On 16 January 2019, Armed Forces Minister Florence Parly welcomed the inaugural meeting of the Defense Industrial Policy Committee at her ministerial headquarters at the Hôtel de Brienne.
This unprecedented format is part of the reform of the Armed Forces Ministry announced by Parly in July 2018, when she kicked off the transformation plan of the Directorate General of Armament (DGA) defense procurement agency.
Chaired by the Minister and bringing together defense manufactures, managers of SMEs and start-ups, the Director-General for Armaments Joël Barre and representatives of the DGA and the Directorate-General for Business Firms of the Ministry of Economics, this committee aims to set the course of the French defense industrial policy.
This committee, which will meet at least twice a year, will allow free and direct exchanges between the various actors and will integrate defense industrial policy in the overall industrial policy of the State.
Florence Parly recalled that the defense industry has two objectives: helping to protect France by meeting the needs of the Armed Forces; and help protect employment through ever-increasing industrial activity.
At the meeting, the minister delivered the five foundations of her industrial policy:
-- Invest in the defense industry and buy new weapons (thanks, in particular, to the exceptional increase in funding by 2025, permitted by the 2019-2025 military program law);
-- Support the companies of the defense industry to export;
-- Consolidate the defense industry at the European level around concrete projects and cooperation (the Future Fighter Plane or the Future Battle Tank projects are examples);
-- Encourage innovation and protect SMEs (setting up the Defense Innovation Agency and the Definvest Investment Fund);
-- Intervene in the life of companies as either regulator or shareholder (for example by specific action initiatives, reinforced by the law PACTE).
The minister said that the mechanisms put in place to give the defense industries more flexibility and allow them to win new markets are not without reciprocity.
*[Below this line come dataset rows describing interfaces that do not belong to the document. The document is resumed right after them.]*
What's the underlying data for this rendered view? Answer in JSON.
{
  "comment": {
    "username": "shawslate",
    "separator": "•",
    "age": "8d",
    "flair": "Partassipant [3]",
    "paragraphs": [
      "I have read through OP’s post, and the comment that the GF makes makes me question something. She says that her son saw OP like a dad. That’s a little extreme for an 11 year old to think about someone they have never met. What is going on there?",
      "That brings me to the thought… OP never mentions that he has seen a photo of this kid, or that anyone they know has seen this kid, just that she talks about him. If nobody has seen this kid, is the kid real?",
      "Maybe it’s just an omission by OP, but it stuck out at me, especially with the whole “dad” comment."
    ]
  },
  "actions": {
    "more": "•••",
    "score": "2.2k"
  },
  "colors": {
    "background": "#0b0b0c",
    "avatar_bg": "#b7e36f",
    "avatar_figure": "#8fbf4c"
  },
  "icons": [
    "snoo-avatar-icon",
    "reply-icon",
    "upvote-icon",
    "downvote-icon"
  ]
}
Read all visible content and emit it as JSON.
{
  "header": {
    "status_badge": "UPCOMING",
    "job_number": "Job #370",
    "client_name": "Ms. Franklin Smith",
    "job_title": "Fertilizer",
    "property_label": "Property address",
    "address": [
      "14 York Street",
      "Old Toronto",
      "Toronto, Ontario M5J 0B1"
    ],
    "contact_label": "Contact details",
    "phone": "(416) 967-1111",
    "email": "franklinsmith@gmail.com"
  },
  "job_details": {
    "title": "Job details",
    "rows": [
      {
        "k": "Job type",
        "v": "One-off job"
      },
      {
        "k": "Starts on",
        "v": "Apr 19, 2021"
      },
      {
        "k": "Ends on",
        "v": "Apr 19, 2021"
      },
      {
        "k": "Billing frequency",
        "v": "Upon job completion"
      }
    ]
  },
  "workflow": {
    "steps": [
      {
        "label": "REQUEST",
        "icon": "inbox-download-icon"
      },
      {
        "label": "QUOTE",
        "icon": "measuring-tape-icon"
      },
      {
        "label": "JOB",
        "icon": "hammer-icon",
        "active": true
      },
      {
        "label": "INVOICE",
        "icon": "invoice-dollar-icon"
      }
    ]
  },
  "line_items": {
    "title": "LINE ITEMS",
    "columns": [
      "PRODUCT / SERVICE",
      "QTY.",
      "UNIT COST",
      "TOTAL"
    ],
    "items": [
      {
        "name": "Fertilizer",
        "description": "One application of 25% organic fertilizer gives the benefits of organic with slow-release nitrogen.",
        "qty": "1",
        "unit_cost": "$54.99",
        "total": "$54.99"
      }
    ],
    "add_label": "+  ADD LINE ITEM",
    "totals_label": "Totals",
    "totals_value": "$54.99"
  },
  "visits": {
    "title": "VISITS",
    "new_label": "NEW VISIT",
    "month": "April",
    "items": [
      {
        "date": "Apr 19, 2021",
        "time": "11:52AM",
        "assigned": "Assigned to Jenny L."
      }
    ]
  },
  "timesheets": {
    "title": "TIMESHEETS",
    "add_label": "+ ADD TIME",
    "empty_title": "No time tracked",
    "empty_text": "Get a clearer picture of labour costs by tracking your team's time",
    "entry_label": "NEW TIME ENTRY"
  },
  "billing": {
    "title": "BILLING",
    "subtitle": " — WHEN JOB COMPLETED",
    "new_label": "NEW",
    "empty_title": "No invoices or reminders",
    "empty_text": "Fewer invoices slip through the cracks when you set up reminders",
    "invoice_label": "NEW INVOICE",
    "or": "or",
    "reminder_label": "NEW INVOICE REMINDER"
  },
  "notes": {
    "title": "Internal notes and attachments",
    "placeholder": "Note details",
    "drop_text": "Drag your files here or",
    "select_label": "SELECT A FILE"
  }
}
She recalled the need for manufacturers to respect deadlines and costs in defense programs: “the State is a demanding customer, who must pay the right price and be able to audit its costs,” she said.
Finally, the minister urged defense manufacturers to work with the ministry to attract talent and to take part in the fight for cybersecurity by adopting irreproachable "cyber hygiene" habits.